Written by Davie Philip and Oliver Moore, CULTIVATE – The Sustainable Ireland Cooperative on 2020-09-14
The global pandemic means that we have moved rapidly from an era of disruptive technologies as occasional societal game changers, to one where disruptions in society are leading rapidly towards the application of technologies in more and more domains.
We have already seen digital marketplaces for local and artisan foods, expansive networks of small food producers, distributors, retailers, food hubs, food co-ops and buying groups are coming together to find the best way of shortening the food supply chain, and in the process helping to strengthen our communities resilience.
But in this new covid19 context, digital platforms like the Open Food Network (OFN) have emerged as a lifeline for small producers to maintain and grow markets while also giving people the option of better, fairer ways to source their food directly from growers, farmers and producers.
So in the new reality of physical distancing due to the Coronavirus, rural regions now urgently need fresh ways to strengthen social solidarity while building resilient local food economies.
There are many manifestations of OFN, which is already established in 13 countries.
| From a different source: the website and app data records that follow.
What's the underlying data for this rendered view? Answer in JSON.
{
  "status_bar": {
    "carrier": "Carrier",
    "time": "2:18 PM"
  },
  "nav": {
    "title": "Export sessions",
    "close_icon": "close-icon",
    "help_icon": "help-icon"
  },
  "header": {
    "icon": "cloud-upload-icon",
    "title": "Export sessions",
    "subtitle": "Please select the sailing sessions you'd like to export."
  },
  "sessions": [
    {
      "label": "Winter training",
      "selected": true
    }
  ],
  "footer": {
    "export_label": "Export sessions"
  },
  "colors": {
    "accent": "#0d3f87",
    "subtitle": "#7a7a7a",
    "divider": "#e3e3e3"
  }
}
Coops and wholesalers can manage buying groups and supply produce through networks of food hubs and shops; communities can bring together producers to create a virtual farmers’ market, building a resilient local food economy; food banks can use OFN to distribute surplus and donated food.
OFN is an open source, not-for-profit, online platform, which allows food producers to sell directly through a virtual farmers market. Similar Platforms like NeighbourFood and the Food Assembly in Europe are proprietary software, owned and controlled by their developers. OFN is open source which means that it is owned collectively and we make decisions collectively about how the software is changed, how it is developed and who can use it for what.
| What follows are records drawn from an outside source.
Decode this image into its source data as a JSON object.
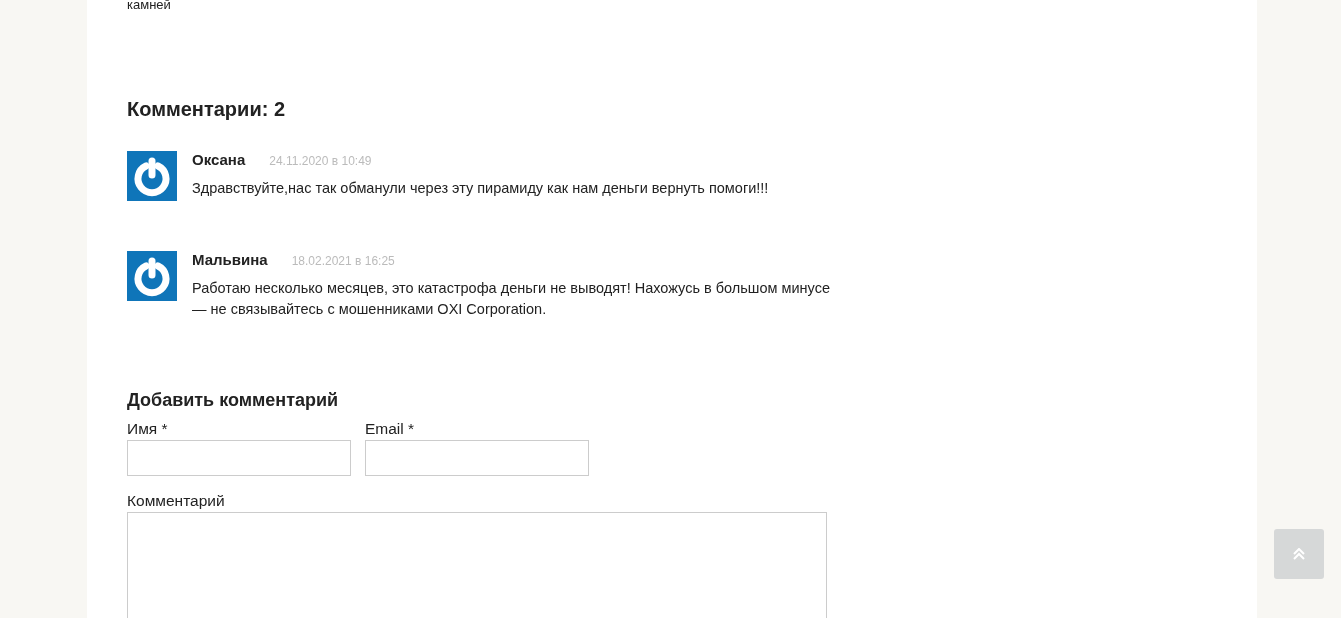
{
  "article_tail": "камней",
  "comments_heading": "Комментарии: 2",
  "comments": [
    {
      "author": "Оксана",
      "date": "24.11.2020 в 10:49",
      "text": "Здравствуйте,нас так обманули через эту пирамиду как нам деньги вернуть помоги!!!"
    },
    {
      "author": "Мальвина",
      "date": "18.02.2021 в 16:25",
      "text": "Работаю несколько месяцев, это катастрофа деньги не выводят! Нахожусь в большом минусе — не связывайтесь с мошенниками OXI Corporation."
    }
  ],
  "form": {
    "title": "Добавить комментарий",
    "name_label": "Имя *",
    "email_label": "Email *",
    "comment_label": "Комментарий"
  }
}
OFN is a distributed, collaborative organisation run by committed people all over the world. It blends aspects of sociocracy with governance elements that have been developed over time in response to specific challenges and tensions in those models. OFN takes inspiration from permaculture, paying attention to the resilience and sustainability of the organisation. As such, national and local hubs are encouraged to develop their own leadership within the global community.
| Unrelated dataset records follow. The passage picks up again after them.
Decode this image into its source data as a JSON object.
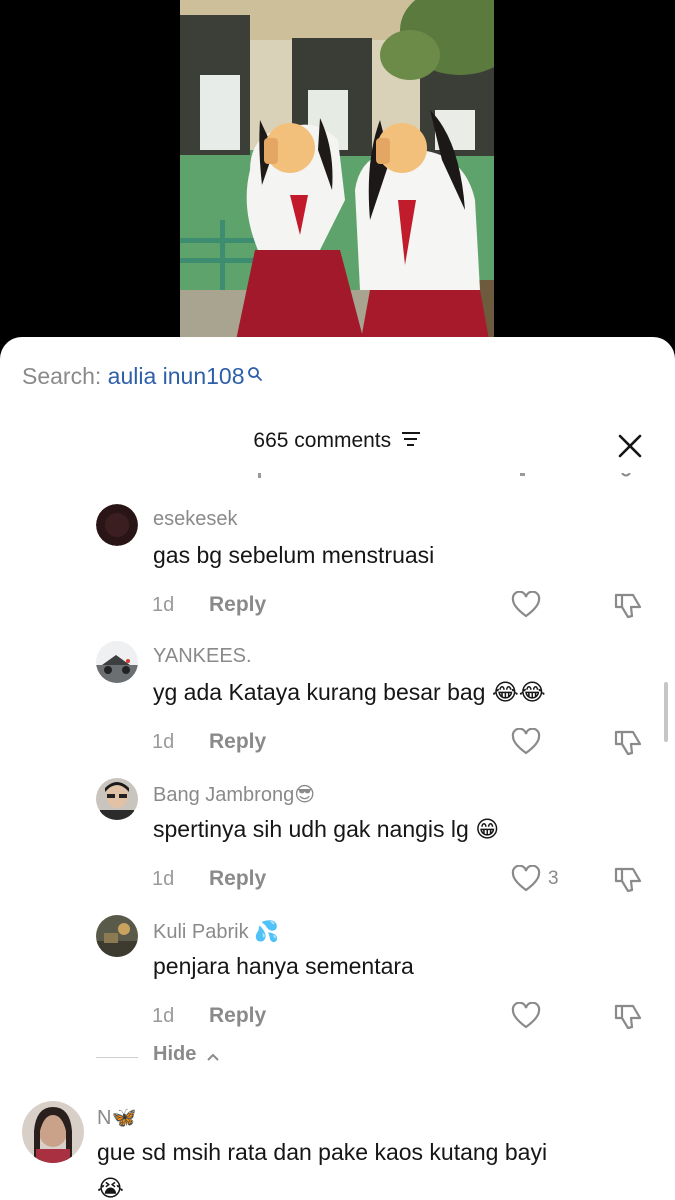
{
  "search": {
    "prefix": "Search: ",
    "query": "aulia inun108"
  },
  "comments_header": {
    "count_label": "665 comments"
  },
  "comments": [
    {
      "username": "esekesek",
      "text": "gas bg sebelum menstruasi",
      "time": "1d",
      "reply": "Reply"
    },
    {
      "username": "YANKEES.",
      "text": "yg ada Kataya kurang besar bag",
      "emoji": "😂😂",
      "time": "1d",
      "reply": "Reply"
    },
    {
      "username": "Bang Jambrong",
      "username_emoji": "😎",
      "text": "spertinya sih udh gak nangis lg",
      "emoji": "😁",
      "time": "1d",
      "reply": "Reply",
      "likes": "3"
    },
    {
      "username": "Kuli Pabrik",
      "username_emoji": "💦",
      "text": "penjara hanya sementara",
      "time": "1d",
      "reply": "Reply"
    }
  ],
  "hide_label": "Hide",
  "next_comment": {
    "username": "N",
    "username_emoji": "🦋",
    "text": "gue sd msih rata dan pake kaos kutang bayi",
    "emoji": "😭"
  },
  "colors": {
    "search_query": "#2e5fa8",
    "muted_text": "#8a8a8a",
    "primary_text": "#161616",
    "sheet_bg": "#ffffff"
  }
}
OFN is focused on networking. The enterprise permissions functionality allows a wide range of enterprises to be part of the Network. They can then cross-sell each others’ products and begin to create a ‘mycelium’ system of local food enterprises of many different types, meeting local needs in the ways local people want to make it happen. There is a global forum of users who help each other, from using the platform to sharing tips on the technology or info on produce and packaging.
Interoperability is important, especially as today more and more services are being managed through digital tools: production monitoring, land management, products catalog management, online sales via e-commerce tools, invoicing, accounting, etc. By not using common standards there is a need for multiple data inputs and many manual operations to compensate for the lack of cross-platform communication.
By promoting cooperation among stakeholders in the food chain, interoperability strengthens links and synergies within the ecosystem. This allows us, beyond the services and models offered by every actor, to work together to build an open and transparent food system that promotes the emancipation of both producers and eaters.
The Open Food Network is not only creating a new food system, it is also developing a new way of working as a global community, in a truly open and collaborative way. The OFN platform was a digital game changer for local food economies before the coronavirus hit, it is now an urgent need.